Insight–In a debate, words matter.  But what about individual letters?  The Arian controversy centered on a single little greek letter, the iota.  By removing this letter to the word, “homousious”, the council of Nicea made their point that Christ was not created from a similar substance from God the Father.  No, Christ is eternally begotten, not made and is of the SAME substance with the Father.  Take that letter out of the word and Christ is only a man like you and me.  Keep it in and He is God.  What an impact that a single letter can have.  It was so important that men died fighting to keep that letter in the word.  At one point, the Church leader Athanasius felt that the whole world was against him and his view of that one letter, but he fought on.  Blessed are we to have such leaders fight for that one letter.  Blessed are we to be able to sing with the Church that Christ is the Alpha and Omega, begotten of the Father and the source of all Creation.  Individual letters do matter.  The doctrine of the Trinity stands or falls on it.

1 Of the Father’s love begotten,
Ere the worlds began to be,
He the Alpha and Omega,
He the source, the ending He,
Of the things that are, that have been,
And that future years shall see,
Evermore and evermore!

2 Oh that ever-blessèd birthday,
When the Virgin, full of grace,
By the Holy Ghost conceiving,
Bare the Saviour of our race;
And that Child, the world’s Redeemer,
First displayed His sacred face,
Evermore and evermore!

3 Praise Him, O ye heaven of heavens!
Praise Him, angels in the height!
Every power and every virtue
Sing the praise of God aright:
Let no tongue of man be silent,
Let each heart and voice unite,
Evermore and evermore!

4 Thee let age, and Thee let manhood,
Thee let choirs of infants sing;
Thee the matrons and the virgins,
And the children answering;
Let their guileless song re-echo,
And their heart its praises bring,
Evermore and evermore!

5 Christ, to Thee with God the Father,
And, O Holy Ghost to Thee,
Hymn and chant and high thanksgiving,
And unwearied praises be:
Honor, glory, and dominion,
And eternal victory,
Evermore and evermore!

Contributed by Mike Fenimore

Year B – Proper 26 – We All Believe in One True God

The marvelous hymn, We All Believe in One True God, by Martin Luther is based on the Nicene Creed. It seems to of been compiled around 1524 in Wittenberg Germany. The Lutheran Reformation held on to many of the traditional elements of liturgy, such as the use of Creeds and weekly Eucharist. Yet what Luther added to the previous liturgy of the Mass was hymns and the robasinging of the people God, which was quite minimal prior to this. So in this case we have a robust and beautiful hymn that reflects a traditional part of the liturgy and is set to a wonderful harmony. The Cantus’s version of the harmony is especially good.

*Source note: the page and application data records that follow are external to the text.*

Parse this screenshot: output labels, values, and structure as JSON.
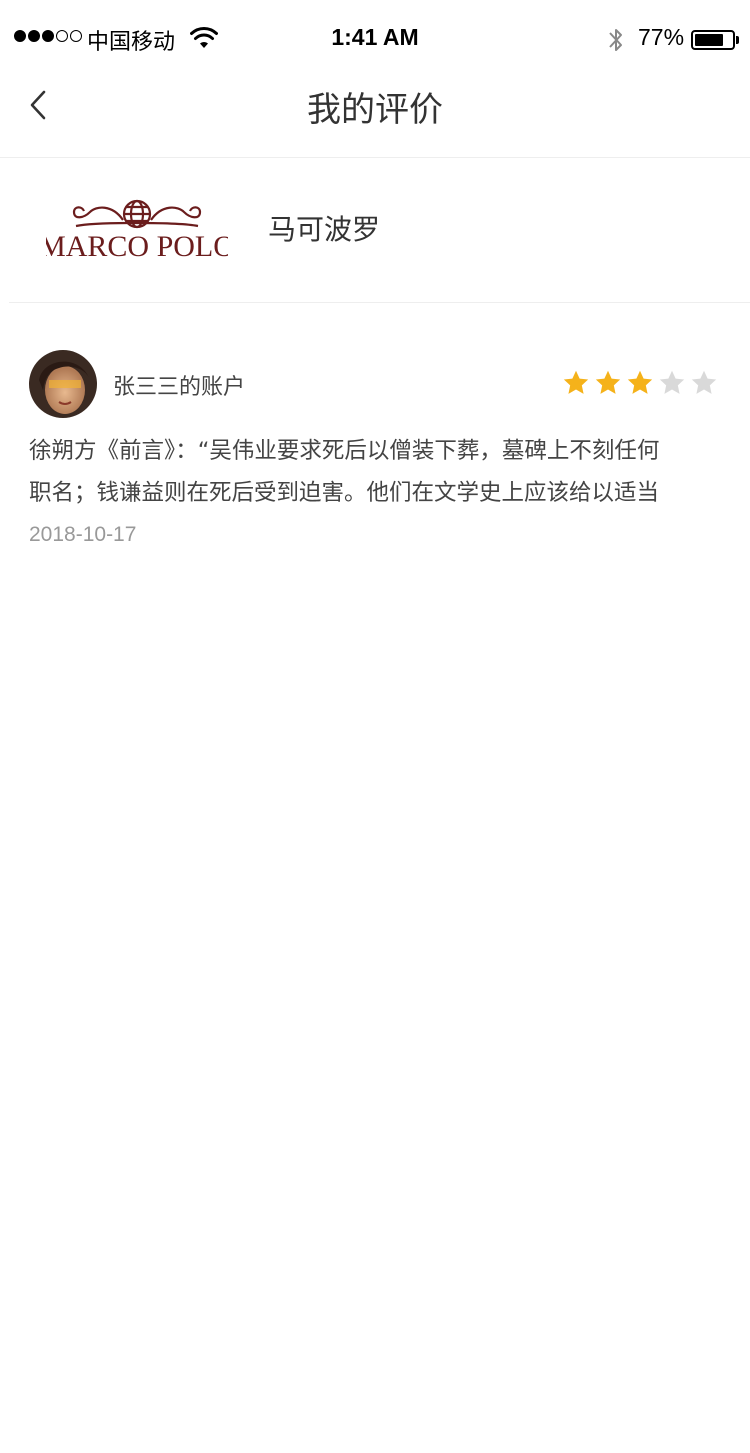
{
  "status_bar": {
    "carrier": "中国移动",
    "time": "1:41 AM",
    "battery_percent": "77%",
    "battery_level": 0.77,
    "signal_bars_filled": 3,
    "signal_bars_total": 5
  },
  "nav": {
    "title": "我的评价",
    "back_icon": "chevron-left-icon"
  },
  "store": {
    "logo_text": "MARCO POLO",
    "name": "马可波罗"
  },
  "review": {
    "username": "张三三的账户",
    "rating": 3,
    "max_rating": 5,
    "text_line1": "徐朔方《前言》：“吴伟业要求死后以僧装下葬，墓碑上不刻任何",
    "text_line2": "职名；钱谦益则在死后受到迫害。他们在文学史上应该给以适当",
    "date": "2018-10-17"
  },
  "colors": {
    "star_active": "#F5B21A",
    "star_inactive": "#D9D9D9",
    "logo": "#6B1D1D"
  }
}
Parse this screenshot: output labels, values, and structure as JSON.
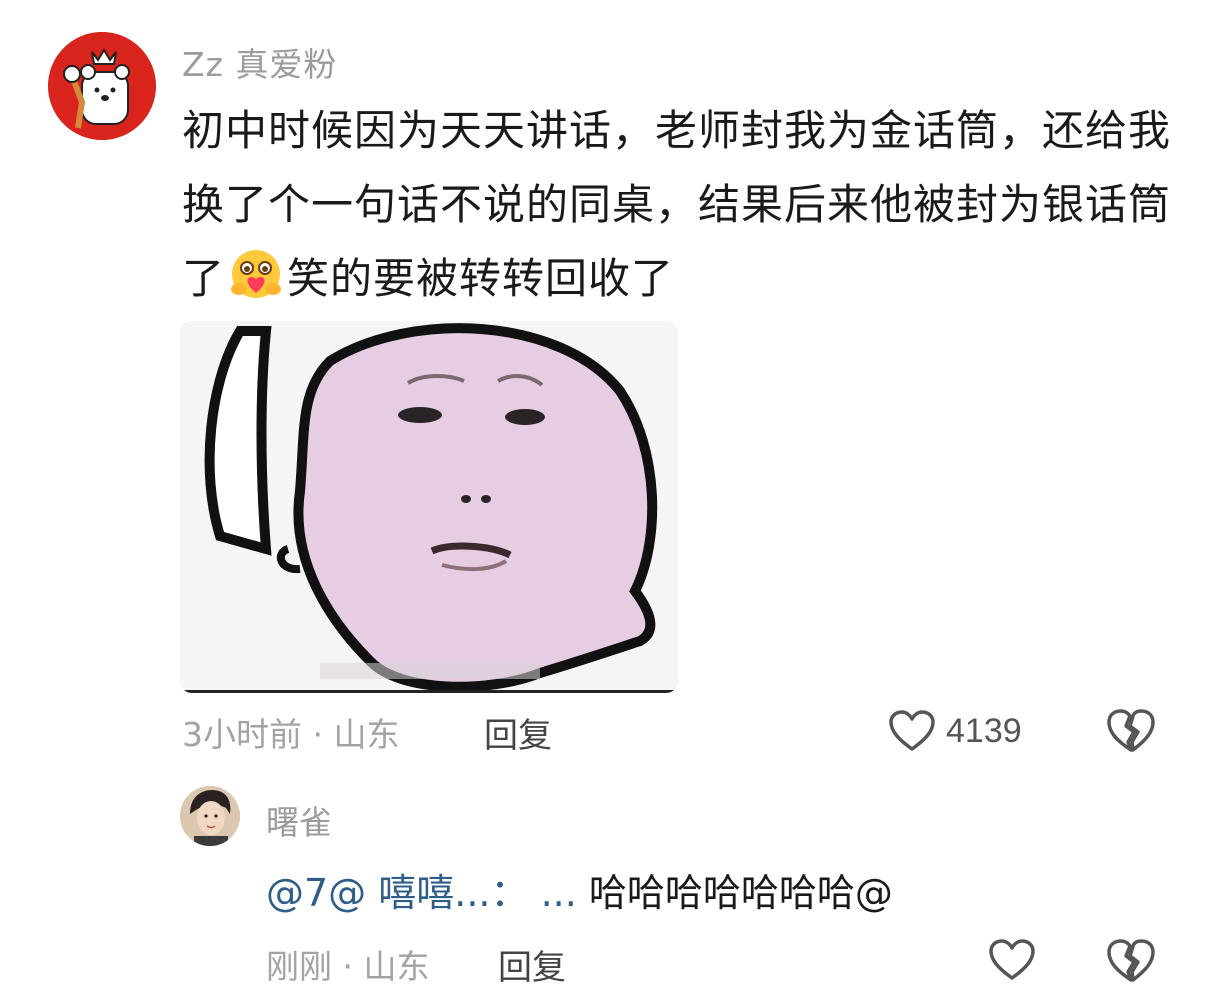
{
  "comment": {
    "author": "Zz 真爱粉",
    "text_before_emoji": "初中时候因为天天讲话，老师封我为金话筒，还给我换了个一句话不说的同桌，结果后来他被封为银话筒了",
    "emoji": "hugging-face-emoji",
    "text_after_emoji": "笑的要被转转回收了",
    "meta": "3小时前 · 山东",
    "reply_label": "回复",
    "like_count": "4139"
  },
  "reply": {
    "author": "曙雀",
    "mention": "@7@ 嘻嘻...：  ...",
    "text": "  哈哈哈哈哈哈哈@",
    "meta": "刚刚 · 山东",
    "reply_label": "回复"
  },
  "colors": {
    "avatar_bg": "#d9231d",
    "mention": "#2f5d8a",
    "muted": "#9c9c9c"
  }
}
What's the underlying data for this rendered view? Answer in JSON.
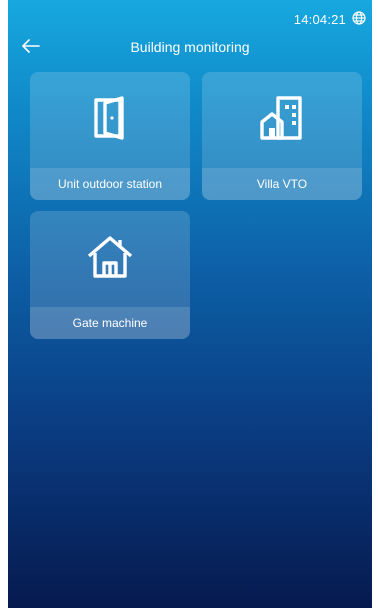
{
  "status_bar": {
    "time": "14:04:21",
    "globe_icon": "globe-icon"
  },
  "header": {
    "back_icon": "arrow-left-icon",
    "title": "Building monitoring"
  },
  "tiles": [
    {
      "label": "Unit outdoor station",
      "icon": "door-icon"
    },
    {
      "label": "Villa VTO",
      "icon": "building-icon"
    },
    {
      "label": "Gate machine",
      "icon": "house-icon"
    }
  ],
  "colors": {
    "gradient_top": "#17a8df",
    "gradient_bottom": "#061a4e",
    "text": "#ffffff"
  }
}
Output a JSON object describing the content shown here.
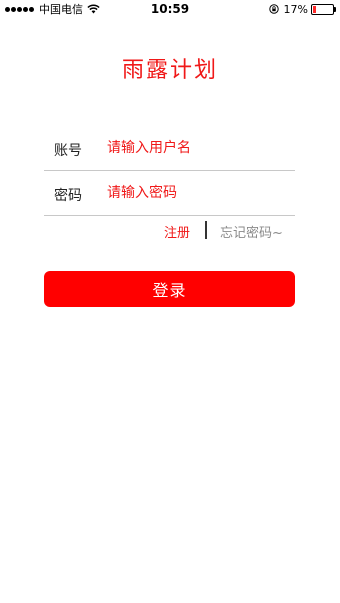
{
  "status_bar": {
    "carrier": "中国电信",
    "time": "10:59",
    "battery_percent_label": "17%",
    "battery_level": 0.17,
    "battery_color": "#ff2a2a",
    "icons": [
      "signal-dots-icon",
      "wifi-icon",
      "orientation-lock-icon",
      "battery-icon"
    ]
  },
  "app": {
    "title": "雨露计划"
  },
  "form": {
    "account": {
      "label": "账号",
      "placeholder": "请输入用户名",
      "value": ""
    },
    "password": {
      "label": "密码",
      "placeholder": "请输入密码",
      "value": ""
    }
  },
  "links": {
    "register": "注册",
    "forgot_password": "忘记密码~"
  },
  "actions": {
    "login_label": "登录"
  },
  "colors": {
    "accent": "#f01818",
    "button": "#ff0000",
    "muted_link": "#8a8a8a",
    "divider": "#c8c8c8"
  }
}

We all believe in one true God,
Who created earth and Heaven,
The Father, who to us in love
Hath the right of children given.
He both soul and body feedeth,
All we need He doth provide us;
He thro’ snares and perils leadeth,
Watching that no harm betide us.
He careth for us day and night,
All things are governed by His might.

We all believe in Jesus Christ,
His own Son, our Lord, possessing
An equal Godhead, throne, and might,
Source of every grace and blessing.
Born of Mary, virgin mother,
By the power of the Spirit,
Made true man, our elder Brother,
That the lost might life inherit.
Was crucified for sinful men
And raised by God to life again.

We all confess the Holy Ghost,
Who sweet grace and comfort giveth
And with the Father and the Son
In eternal glory liveth;
Who the Church, His own creation,
Keeps in unity of Spirit.
Here forgiveness and salvation
Daily come thro’ Jesus’ merit.
All flesh shall rise, and we shall be
In bliss with God eternally.